Pictures do not belong in the copy; print every entry exactly as it stands.
--- --- ---
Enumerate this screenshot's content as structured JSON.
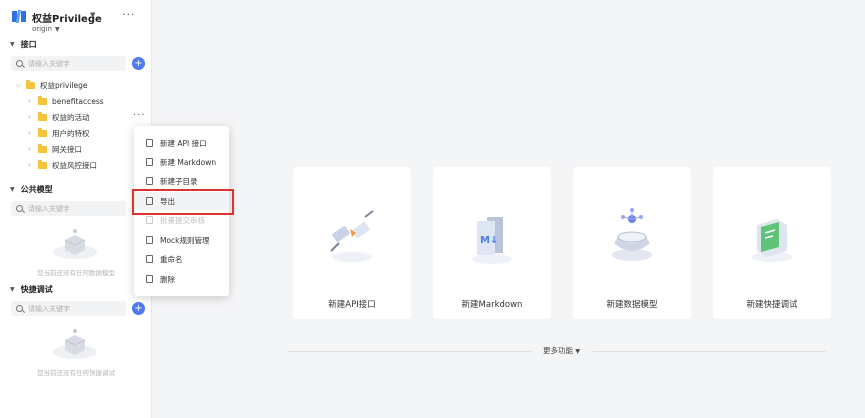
{
  "project": {
    "name": "权益Privilege",
    "branch": "origin"
  },
  "sections": {
    "api": {
      "title": "接口",
      "search_placeholder": "请输入关键字"
    },
    "models": {
      "title": "公共模型",
      "search_placeholder": "请输入关键字",
      "empty_text": "您当前还没有任何数据模型"
    },
    "debug": {
      "title": "快捷调试",
      "search_placeholder": "请输入关键字",
      "empty_text": "您当前还没有任何快捷调试"
    }
  },
  "tree": {
    "root": "权益privilege",
    "children": [
      "benefitaccess",
      "权益的活动",
      "用户的特权",
      "网关接口",
      "权益风控接口"
    ]
  },
  "context_menu": {
    "items": [
      "新建 API 接口",
      "新建 Markdown",
      "新建子目录",
      "导出",
      "批量提交审核",
      "Mock规则管理",
      "重命名",
      "删除"
    ]
  },
  "cards": [
    "新建API接口",
    "新建Markdown",
    "新建数据模型",
    "新建快捷调试"
  ],
  "more_features": "更多功能",
  "colors": {
    "accent": "#4e7bf3",
    "folder": "#f5c23b",
    "highlight": "#e03030"
  }
}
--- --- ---
ANSWER:
Enumerate this screenshot's content as structured JSON.
{
  "project": {
    "name": "权益Privilege",
    "branch": "origin"
  },
  "sections": {
    "api": {
      "title": "接口",
      "search_placeholder": "请输入关键字"
    },
    "models": {
      "title": "公共模型",
      "search_placeholder": "请输入关键字",
      "empty_text": "您当前还没有任何数据模型"
    },
    "debug": {
      "title": "快捷调试",
      "search_placeholder": "请输入关键字",
      "empty_text": "您当前还没有任何快捷调试"
    }
  },
  "tree": {
    "root": "权益privilege",
    "children": [
      "benefitaccess",
      "权益的活动",
      "用户的特权",
      "网关接口",
      "权益风控接口"
    ]
  },
  "context_menu": {
    "items": [
      "新建 API 接口",
      "新建 Markdown",
      "新建子目录",
      "导出",
      "批量提交审核",
      "Mock规则管理",
      "重命名",
      "删除"
    ]
  },
  "cards": [
    "新建API接口",
    "新建Markdown",
    "新建数据模型",
    "新建快捷调试"
  ],
  "more_features": "更多功能",
  "colors": {
    "accent": "#4e7bf3",
    "folder": "#f5c23b",
    "highlight": "#e03030"
  }
}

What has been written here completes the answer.